I was maybe 10 or 12 years old when I first heard about the concept of recycling. That was back in the 1970s. As kids, we were told that the best way to save the planet would be to encourage our parents to recycle paper and glass. Eventually, plastic became part of the equation, so much so that plastic recycling was a routine concept for my kids.
Have you ever wondered what happens when plastic is sent for recycling? It depends on the type of plastic you are talking about and who is attempting to recycle it. Truthfully, there are vast differences between consumer and industrial plastic recycling.
Recyclers divide plastics into two categories: post-consumer and post-industrial. Post-consumer plastics are the typical consumer plastics homeowners and renters put to the curb in their recycling bins. They include condiment bottles, take-out food packages, water bottles, etc.
Post-industrial plastics are industrial plastics produced by manufacturers and industrial enterprises.

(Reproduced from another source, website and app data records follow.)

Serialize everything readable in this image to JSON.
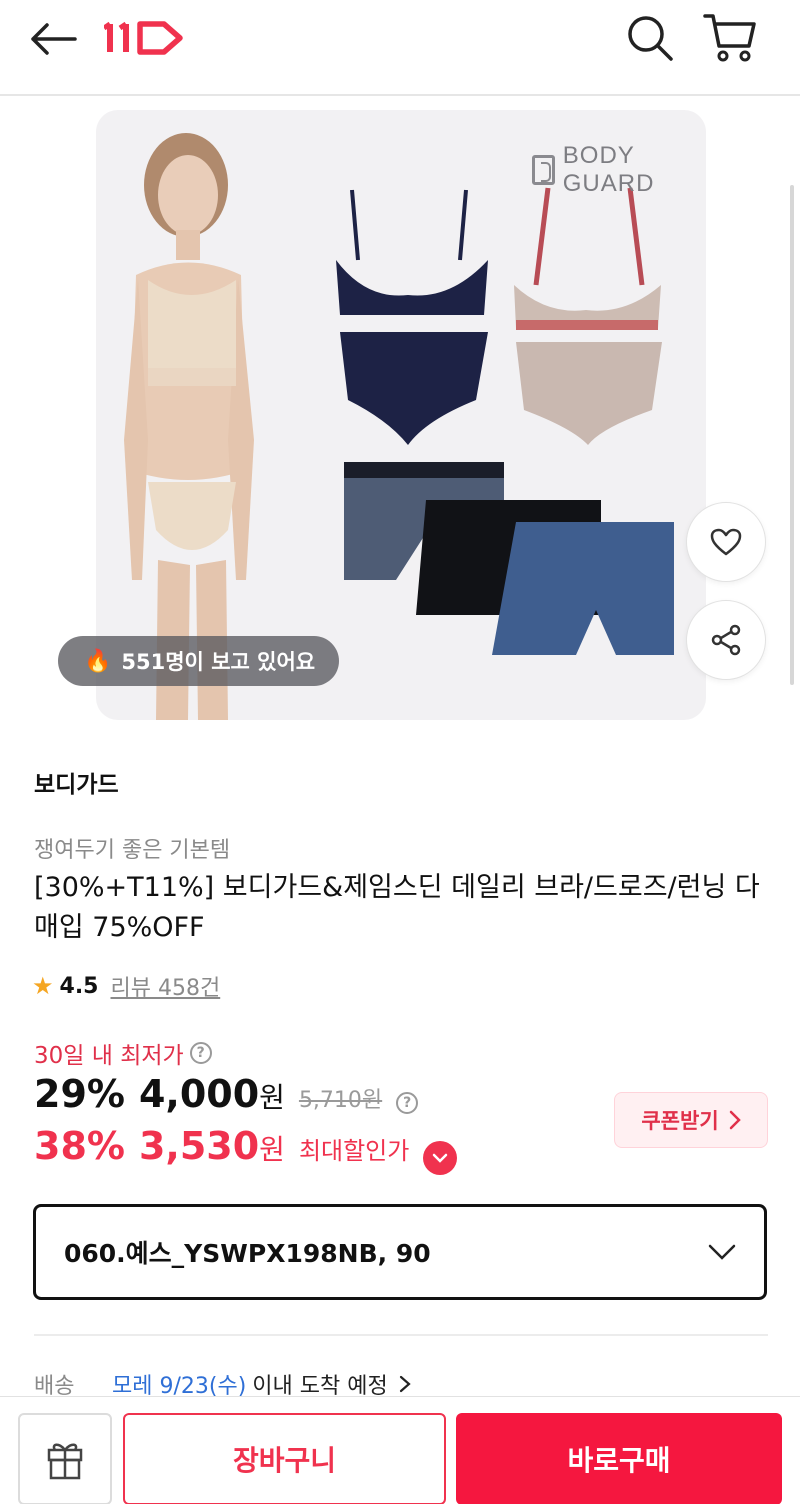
{
  "header": {
    "logo_text": "11",
    "logo_color": "#f0324e"
  },
  "image": {
    "brand_watermark": "BODY GUARD",
    "viewers_badge": "551명이 보고 있어요"
  },
  "product": {
    "brand": "보디가드",
    "subtitle": "쟁여두기 좋은 기본템",
    "title": "[30%+T11%] 보디가드&제임스딘 데일리 브라/드로즈/런닝 다매입 75%OFF",
    "rating": "4.5",
    "review_text": "리뷰 458건"
  },
  "pricing": {
    "lowest_label": "30일 내 최저가",
    "rate1": "29%",
    "price1": "4,000",
    "won": "원",
    "original_price": "5,710원",
    "rate2": "38%",
    "price2": "3,530",
    "max_discount_label": "최대할인가",
    "coupon_button": "쿠폰받기"
  },
  "option": {
    "selected": "060.예스_YSWPX198NB, 90"
  },
  "shipping": {
    "label": "배송",
    "date": "모레 9/23(수)",
    "rest": "이내 도착 예정"
  },
  "bottom_bar": {
    "cart_button": "장바구니",
    "buy_button": "바로구매"
  },
  "colors": {
    "accent": "#f0324e",
    "link_blue": "#2f6fd6"
  }
}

You are talking about plastic buckets, pipes and tubes, pallets, and even the cutoffs and plastic purges made during the injection molding.
It turns out that recycling industrial plastics is fairly easy and successful. A company like Tennessee-based Seraphim Plastics will purchase scrap plastic from several companies. They will haul that scrap back to a processing facility where it is turned into regrind through a mechanical process that reduces it to small pellets or flakes.
The regrind is sold to manufacturers who mix it with virgin plastic on the assembly line. Seraphim makes money via recycling and sales; the companies they buy plastic from are paid for their waste; the companies that buy regrind from Seraphim save money on less expensive recycled plastic. Everybody wins.
Recycling post-industrial plastic scrap works because the process is simple and cost-effective. Every entity along the recycling path contributes to its success. Everyone gets something out of it, too.
Recycling consumer plastics is an entirely different ballgame. Doing so is not as easy or cost-effective. Municipal recycling programs tend to lose money on the deal. That is why so many have folded in recent years.
When you put recyclables to the curb, the local trash hauler picks them up and returns them to a sorting facility. At that facility, plastics are sorted from glass, paper, and trash. Then, the plastics need to be sorted a second time by type.
If plastics are contaminated, processing facility personnel have a choice to make. They can clean the plastic and send it to a recycler if the time and effort required to do so is minimal. Otherwise, the only remaining choice is to load the plastic into a truck and send it to a landfill.
Plastics ultimately sold to recyclers, are kept out of landfills and incinerators. But municipal recycling programs cannot sell them at a price high enough to cover their costs. That’s why municipal programs lose so much money.
While most industrial plastic waste gets recycled one way or another, most consumer plastic waste is tossed. Less than 10% is successfully recycled every year. That is too bad because industrial plastic recyclers have proved that recycling can work.
Now you know what happens to plastic sent for recycling. If it is industrial plastic, the chances are that it will ultimately be recycled. But if it’s consumer plastic, a local landfill or incinerator is the most probable destination. That is just the way it goes.